### Task objective
Every line containing the word "Number" must be pulled from the records.

[Entries from a dataset of interfaces]
Segment Open
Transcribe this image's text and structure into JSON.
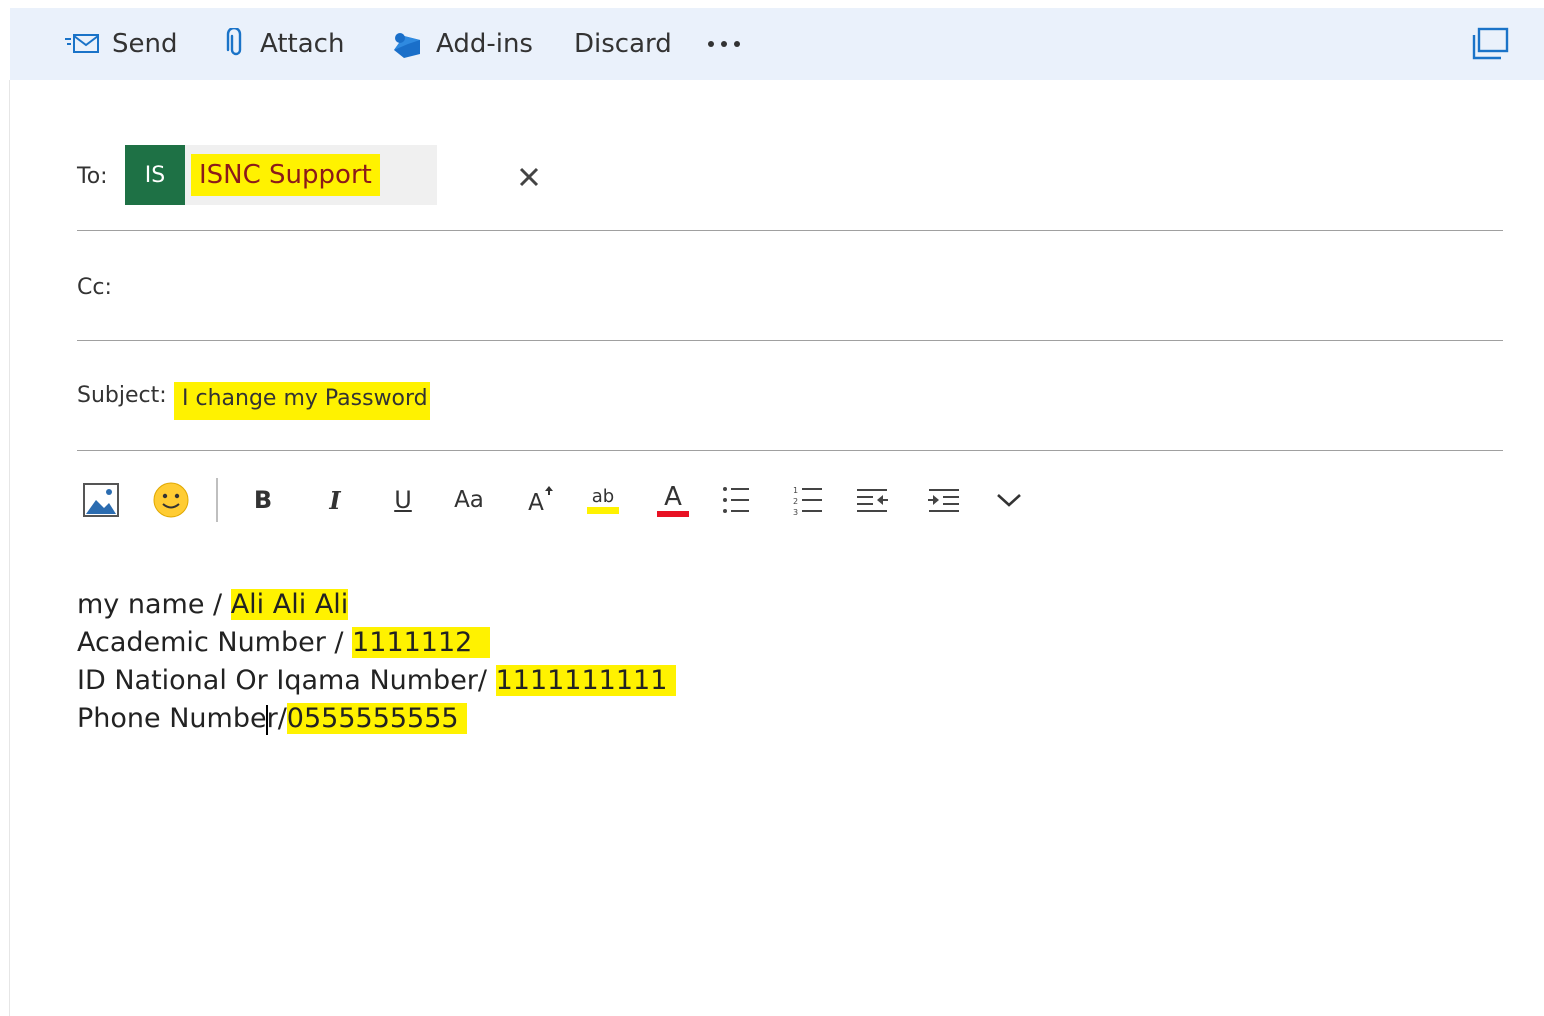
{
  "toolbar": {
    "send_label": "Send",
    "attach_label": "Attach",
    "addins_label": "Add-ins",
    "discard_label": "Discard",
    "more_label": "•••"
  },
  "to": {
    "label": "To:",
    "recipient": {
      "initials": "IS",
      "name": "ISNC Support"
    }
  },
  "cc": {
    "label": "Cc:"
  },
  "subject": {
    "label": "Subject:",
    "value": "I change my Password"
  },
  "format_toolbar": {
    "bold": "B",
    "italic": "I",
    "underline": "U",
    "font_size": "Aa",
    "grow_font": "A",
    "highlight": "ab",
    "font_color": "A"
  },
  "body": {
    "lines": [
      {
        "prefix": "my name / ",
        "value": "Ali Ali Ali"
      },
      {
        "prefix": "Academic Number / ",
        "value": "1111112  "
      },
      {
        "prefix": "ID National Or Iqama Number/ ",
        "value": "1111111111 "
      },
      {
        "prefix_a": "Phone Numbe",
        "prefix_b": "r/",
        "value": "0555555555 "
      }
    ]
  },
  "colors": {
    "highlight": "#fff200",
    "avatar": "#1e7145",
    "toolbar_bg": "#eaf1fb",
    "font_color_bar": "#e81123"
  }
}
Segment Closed
### Result below
        "prefix": "Academic Number / ",
        "prefix": "ID National Or Iqama Number/ ",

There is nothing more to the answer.